Not only has gas gotten cheaper, so have mortgages.
The average rate for a 30-year fixed-rate loan now stands at 3.8%, a rate not seen since May 2013, according to Freddie Mac.
The average 15-year fixed loan, which is popular among those looking to refinance, fell to 3.1%. That rate is about where the 15-year stood in October.
Rates have been falling in tandem with 10-year Treasury yields, which have also fallen to their lowest level since May 2013, noted Frank Nothaft the chief economist at Freddie Mac.
Plunging oil prices, due to a slowdown in Russia and other global economies, have been sending investors into safe havens like U.S. Treasuries, said Keith Gumbinger, vice president of mortgage information firm, HSH.com.

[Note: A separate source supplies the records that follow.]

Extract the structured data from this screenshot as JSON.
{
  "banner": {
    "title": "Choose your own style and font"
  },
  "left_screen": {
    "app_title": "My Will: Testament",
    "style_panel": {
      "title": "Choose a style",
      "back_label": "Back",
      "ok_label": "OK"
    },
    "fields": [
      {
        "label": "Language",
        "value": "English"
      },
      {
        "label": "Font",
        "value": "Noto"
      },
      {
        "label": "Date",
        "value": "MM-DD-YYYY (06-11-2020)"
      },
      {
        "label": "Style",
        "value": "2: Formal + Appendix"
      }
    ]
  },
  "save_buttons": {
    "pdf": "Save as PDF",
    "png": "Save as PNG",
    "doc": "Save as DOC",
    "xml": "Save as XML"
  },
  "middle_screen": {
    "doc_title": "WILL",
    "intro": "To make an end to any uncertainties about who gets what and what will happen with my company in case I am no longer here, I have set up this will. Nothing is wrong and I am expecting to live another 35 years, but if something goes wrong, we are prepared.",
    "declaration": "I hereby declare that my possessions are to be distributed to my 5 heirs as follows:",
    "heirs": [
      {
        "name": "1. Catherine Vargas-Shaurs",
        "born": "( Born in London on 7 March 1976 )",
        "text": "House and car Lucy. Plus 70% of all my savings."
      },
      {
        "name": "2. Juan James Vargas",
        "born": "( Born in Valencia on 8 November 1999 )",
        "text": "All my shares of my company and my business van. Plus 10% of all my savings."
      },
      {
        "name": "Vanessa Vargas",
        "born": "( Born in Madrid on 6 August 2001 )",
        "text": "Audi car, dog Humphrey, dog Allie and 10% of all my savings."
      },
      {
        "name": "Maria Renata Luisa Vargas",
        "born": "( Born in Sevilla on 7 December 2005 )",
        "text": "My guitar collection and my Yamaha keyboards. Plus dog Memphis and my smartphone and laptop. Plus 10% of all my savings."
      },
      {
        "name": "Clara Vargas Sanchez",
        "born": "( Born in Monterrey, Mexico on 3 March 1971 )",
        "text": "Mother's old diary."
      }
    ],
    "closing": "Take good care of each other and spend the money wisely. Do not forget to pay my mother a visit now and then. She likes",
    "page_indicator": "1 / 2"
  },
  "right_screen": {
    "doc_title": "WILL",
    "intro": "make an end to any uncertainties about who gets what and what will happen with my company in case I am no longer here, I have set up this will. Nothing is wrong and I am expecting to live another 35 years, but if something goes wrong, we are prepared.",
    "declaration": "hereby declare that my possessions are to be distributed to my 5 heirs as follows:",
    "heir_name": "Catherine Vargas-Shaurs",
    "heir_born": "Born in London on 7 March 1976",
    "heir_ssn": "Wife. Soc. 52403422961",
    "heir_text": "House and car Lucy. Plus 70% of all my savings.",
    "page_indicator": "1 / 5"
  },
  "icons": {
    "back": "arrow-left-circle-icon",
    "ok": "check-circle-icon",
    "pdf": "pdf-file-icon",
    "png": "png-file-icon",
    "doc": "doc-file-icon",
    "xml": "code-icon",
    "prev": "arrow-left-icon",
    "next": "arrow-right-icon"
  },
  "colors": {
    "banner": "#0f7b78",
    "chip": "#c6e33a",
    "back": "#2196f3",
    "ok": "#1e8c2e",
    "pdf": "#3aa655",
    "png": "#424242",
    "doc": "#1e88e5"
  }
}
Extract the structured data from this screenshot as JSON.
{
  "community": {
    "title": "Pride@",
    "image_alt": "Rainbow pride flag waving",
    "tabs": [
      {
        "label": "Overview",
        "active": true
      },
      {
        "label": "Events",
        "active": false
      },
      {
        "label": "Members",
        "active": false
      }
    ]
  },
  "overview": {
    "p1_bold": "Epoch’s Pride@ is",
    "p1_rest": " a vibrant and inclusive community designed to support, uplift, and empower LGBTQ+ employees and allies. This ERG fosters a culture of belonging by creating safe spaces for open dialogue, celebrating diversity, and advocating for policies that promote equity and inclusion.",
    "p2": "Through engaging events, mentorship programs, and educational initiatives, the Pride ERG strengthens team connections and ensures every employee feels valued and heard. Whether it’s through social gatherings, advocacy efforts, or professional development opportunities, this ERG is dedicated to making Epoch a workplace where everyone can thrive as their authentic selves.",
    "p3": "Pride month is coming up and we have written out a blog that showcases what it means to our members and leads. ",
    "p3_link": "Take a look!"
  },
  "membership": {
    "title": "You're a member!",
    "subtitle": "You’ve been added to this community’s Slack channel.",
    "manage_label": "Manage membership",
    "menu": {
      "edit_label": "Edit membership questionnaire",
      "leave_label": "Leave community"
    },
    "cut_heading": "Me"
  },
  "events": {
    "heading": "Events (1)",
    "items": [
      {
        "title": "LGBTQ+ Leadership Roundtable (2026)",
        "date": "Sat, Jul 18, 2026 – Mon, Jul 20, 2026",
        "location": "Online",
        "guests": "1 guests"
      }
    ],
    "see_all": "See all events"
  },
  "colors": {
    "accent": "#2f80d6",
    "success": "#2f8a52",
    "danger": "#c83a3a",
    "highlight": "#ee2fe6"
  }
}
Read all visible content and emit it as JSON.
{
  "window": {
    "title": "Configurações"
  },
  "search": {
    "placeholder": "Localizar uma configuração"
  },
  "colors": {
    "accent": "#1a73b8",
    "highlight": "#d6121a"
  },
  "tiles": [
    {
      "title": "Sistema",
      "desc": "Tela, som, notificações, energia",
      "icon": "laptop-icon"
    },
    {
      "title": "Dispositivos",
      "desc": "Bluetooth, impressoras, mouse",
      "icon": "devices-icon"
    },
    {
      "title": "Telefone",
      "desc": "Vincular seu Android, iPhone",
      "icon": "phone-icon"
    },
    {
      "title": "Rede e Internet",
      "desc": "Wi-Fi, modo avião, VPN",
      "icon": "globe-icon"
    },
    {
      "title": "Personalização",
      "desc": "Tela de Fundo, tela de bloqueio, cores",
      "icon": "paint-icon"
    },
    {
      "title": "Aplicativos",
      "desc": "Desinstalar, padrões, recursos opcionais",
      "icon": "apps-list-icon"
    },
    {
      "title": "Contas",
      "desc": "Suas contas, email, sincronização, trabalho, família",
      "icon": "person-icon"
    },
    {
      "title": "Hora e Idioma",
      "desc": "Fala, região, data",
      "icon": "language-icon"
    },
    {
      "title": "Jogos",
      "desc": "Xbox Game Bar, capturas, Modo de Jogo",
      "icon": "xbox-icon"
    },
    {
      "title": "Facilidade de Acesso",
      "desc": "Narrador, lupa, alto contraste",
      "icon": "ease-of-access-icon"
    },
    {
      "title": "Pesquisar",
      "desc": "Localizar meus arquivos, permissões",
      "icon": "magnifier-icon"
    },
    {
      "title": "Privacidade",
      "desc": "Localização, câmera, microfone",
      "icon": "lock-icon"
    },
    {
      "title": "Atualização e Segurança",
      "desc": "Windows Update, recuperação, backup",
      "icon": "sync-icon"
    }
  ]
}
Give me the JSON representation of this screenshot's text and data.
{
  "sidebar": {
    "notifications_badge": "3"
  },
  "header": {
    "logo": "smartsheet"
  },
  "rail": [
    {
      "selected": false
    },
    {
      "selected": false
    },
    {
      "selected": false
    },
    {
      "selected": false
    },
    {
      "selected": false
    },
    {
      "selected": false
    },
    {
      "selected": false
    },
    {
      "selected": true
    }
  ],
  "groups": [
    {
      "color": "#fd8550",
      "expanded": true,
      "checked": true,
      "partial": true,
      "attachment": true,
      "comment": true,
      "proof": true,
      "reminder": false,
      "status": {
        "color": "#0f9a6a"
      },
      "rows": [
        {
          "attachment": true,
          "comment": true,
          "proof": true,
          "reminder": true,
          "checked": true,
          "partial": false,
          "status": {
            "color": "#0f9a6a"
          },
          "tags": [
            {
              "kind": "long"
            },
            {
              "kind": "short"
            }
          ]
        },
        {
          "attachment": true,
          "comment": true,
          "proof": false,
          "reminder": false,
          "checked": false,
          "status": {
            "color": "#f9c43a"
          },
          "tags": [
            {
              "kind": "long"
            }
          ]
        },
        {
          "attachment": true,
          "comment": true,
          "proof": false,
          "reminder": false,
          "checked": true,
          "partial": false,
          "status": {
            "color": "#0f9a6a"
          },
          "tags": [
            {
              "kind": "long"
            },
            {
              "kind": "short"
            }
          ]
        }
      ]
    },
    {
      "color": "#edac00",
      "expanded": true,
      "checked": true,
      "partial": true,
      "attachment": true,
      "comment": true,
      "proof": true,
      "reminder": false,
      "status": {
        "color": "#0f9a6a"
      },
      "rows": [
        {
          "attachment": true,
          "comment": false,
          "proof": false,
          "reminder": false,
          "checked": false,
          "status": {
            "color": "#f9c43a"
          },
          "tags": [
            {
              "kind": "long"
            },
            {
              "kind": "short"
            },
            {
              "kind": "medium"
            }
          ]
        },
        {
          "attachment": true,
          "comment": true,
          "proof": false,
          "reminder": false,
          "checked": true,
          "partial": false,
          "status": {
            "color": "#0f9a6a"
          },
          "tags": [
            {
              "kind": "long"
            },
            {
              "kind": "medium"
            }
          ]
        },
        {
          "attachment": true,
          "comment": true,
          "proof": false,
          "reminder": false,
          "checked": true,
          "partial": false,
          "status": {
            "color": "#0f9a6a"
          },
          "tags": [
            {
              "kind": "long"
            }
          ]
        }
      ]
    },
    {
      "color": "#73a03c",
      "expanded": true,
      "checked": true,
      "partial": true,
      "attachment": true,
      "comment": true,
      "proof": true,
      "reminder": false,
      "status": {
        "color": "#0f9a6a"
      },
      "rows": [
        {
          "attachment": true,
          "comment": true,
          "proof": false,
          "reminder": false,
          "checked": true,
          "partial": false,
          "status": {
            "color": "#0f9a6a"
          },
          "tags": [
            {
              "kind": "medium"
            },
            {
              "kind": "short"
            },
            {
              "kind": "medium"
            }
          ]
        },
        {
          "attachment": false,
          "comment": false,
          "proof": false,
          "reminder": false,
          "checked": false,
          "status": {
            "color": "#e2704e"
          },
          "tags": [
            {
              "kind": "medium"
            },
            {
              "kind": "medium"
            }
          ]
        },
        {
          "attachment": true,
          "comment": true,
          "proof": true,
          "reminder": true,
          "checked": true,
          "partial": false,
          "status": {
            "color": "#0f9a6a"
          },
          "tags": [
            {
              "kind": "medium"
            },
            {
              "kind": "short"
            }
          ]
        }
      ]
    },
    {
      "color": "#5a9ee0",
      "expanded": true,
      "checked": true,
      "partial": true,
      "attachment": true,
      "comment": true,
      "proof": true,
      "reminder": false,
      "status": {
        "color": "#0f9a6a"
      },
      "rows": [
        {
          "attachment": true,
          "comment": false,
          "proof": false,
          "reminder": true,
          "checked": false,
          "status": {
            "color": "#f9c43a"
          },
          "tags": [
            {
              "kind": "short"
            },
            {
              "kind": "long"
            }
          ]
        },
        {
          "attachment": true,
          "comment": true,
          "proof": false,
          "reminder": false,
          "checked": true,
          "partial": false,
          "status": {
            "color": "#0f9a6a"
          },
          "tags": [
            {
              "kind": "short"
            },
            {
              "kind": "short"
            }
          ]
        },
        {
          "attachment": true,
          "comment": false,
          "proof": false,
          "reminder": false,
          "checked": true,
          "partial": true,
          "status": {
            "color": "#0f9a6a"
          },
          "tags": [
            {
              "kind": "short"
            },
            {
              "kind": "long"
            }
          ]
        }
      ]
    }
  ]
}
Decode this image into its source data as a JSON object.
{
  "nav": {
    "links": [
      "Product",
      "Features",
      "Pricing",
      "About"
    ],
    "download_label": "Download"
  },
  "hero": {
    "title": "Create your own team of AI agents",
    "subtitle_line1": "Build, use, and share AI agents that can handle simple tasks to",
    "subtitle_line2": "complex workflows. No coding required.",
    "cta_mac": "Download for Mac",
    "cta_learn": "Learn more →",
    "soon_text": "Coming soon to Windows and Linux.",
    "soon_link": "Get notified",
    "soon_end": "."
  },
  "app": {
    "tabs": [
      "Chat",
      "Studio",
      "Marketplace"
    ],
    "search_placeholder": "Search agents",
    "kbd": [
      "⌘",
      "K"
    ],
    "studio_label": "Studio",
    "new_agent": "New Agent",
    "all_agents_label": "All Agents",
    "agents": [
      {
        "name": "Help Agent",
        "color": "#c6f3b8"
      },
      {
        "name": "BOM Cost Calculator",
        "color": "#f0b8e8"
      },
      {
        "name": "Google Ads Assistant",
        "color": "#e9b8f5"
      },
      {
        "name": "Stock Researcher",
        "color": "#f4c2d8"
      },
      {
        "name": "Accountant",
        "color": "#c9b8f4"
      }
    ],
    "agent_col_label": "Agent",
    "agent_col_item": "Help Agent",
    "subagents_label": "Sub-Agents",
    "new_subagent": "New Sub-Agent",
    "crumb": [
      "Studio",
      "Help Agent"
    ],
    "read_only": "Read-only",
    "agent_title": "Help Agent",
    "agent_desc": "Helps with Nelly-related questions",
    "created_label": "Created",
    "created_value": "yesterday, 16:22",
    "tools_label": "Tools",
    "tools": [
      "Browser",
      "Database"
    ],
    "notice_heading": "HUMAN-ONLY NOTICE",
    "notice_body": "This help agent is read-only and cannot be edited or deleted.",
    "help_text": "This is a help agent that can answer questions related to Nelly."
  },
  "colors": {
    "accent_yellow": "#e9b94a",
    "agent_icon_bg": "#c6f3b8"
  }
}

"This is again driving down yields and pulling mortgage rates right along with them," he said.
Another factor weighing on rates: few people are seeking loans, said Gumbinger.
Despite the bargain rates, the Mortgage Bankers Association reported a 3.3% decline in the number of people applying for mortgages last week.
If buyers and existing homeowners seeking to refinance do strike while rates are this low, they can save a lot of money. This week's 0.13 percentage point drop alone results in a $15 a month savings on a $200,000 mortgage balance, or $180 a year.
That's not such a bad Christmas bonus.